Madison Police Department Chief Noble Wray has withdrawn support for the keg-registration ordinance.
According to Ald. Mike Verveer, District 4, the police chief has backed down from his original support for the proposal.
"My understanding is the MPD's position on the keg-registration ordinance has changed," he said in a phone interview Tuesday night.
As support wanes over this debated proposal, the Public Safety Review Board also voted to put the proposal for the keg ordinance on file at a meeting Tuesday.
The Common Council is scheduled to hear the item again next Tuesday.
At the meeting, committee members summarized the purpose of the ordinance, saying it was to reduce the size and number of house parties and to also reduce, but not solve, problems tied to over-consumption of alcohol in the City of Madison.
But Ald. Austin King, District 8, a member of the Public Safety Review Board, said this is the second time the committee has rejected the proposal. While the committee has been mostly concerned with public safety consequences, King said he believes the proposal may have negative effects.
"I think it's true that the ordinance would push alcohol consumption from kegs to handles of hard liquor," King said. "I am hoping [this proposal] gets placed on file appropriately next Tuesday."
Though the Madison School District, the University of Wisconsin Police Department, UW Housing and other organizations still support the ordinance, according to the committee, support from the Madison Police Department will be crucial for its approval.
Even with a number of organizations in favor of implementing keg registration, King said opposition to the ordinance has also been strong.
He said if the keg ordinance is not approved next Tuesday, it will be the fourth consecutive time the council has voted against the proposal.
Ald. Paul Skidmore, District 9, Public Safety Review Board member and main proponent of the keg ordinance, said the lack of support has been frustrating.
"I'm extremely disappointed that the Madison Police Department didn't pull their support," Skidmore added.
Even though the ordinance was recently revised and presented to the committee in the new format, King said the alterations did not affect his views on the subject.
"In my opinion, [the keg ordinance] was bad and an unnecessary over-regulation placed on the public," King said.
University of Wisconsin junior and candidate for the Dane County Board of Supervisors Ashok Kumar said he agrees with King's assertions and is pleased with the number of people working against the ordinance.
Kumar said the process of keg registration would only lead students to consume hard alcohol.

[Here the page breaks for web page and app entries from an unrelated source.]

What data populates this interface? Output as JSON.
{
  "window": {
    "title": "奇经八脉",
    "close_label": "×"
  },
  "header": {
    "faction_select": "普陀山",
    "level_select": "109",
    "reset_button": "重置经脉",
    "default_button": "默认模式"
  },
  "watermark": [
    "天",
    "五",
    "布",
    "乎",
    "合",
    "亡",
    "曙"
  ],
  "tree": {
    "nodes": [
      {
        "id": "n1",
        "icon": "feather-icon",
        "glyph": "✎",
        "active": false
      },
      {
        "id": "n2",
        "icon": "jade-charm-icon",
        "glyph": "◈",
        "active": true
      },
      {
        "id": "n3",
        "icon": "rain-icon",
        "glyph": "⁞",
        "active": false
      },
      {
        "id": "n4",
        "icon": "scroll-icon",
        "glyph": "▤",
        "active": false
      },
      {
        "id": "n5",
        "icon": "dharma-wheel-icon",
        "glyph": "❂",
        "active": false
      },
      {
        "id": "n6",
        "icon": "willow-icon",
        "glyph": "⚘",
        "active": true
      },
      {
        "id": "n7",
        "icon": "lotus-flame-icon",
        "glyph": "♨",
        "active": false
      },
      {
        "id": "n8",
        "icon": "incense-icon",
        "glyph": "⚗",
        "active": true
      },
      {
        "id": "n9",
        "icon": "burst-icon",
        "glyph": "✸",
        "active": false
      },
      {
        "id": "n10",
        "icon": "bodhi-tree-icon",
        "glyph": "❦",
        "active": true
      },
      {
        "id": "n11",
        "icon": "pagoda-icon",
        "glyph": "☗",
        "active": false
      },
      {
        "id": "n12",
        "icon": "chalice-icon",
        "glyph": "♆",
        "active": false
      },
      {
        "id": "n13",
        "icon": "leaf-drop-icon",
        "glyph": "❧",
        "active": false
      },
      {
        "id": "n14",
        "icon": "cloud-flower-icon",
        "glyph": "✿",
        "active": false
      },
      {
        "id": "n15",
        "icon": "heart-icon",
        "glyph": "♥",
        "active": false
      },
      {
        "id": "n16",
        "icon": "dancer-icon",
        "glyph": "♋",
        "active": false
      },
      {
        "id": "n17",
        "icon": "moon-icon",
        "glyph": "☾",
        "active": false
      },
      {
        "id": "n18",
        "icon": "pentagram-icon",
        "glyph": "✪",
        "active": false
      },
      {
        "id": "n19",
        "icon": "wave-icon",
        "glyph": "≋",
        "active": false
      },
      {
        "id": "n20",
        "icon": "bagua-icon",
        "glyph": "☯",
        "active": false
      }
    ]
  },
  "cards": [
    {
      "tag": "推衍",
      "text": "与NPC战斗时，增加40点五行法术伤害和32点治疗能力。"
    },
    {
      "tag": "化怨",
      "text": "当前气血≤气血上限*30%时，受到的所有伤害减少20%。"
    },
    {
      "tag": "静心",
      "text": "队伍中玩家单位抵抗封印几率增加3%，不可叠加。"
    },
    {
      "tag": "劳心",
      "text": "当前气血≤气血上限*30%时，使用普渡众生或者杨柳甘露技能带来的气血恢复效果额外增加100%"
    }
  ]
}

He added that sexual assault issues, one of the main problems with alcohol, would still not be addressed or solved by implementing keg registration.
"I hope more people realize this solution might just be part of the problem," Kumar said. "College students are looking to have fun, and there are other alternatives to the problem of underage drinking that people could support."
The final decision on the keg ordinance will be made at the Common Council meeting next Tuesday. If the council rejects the proposal, it will end further debate on the keg-registration issue.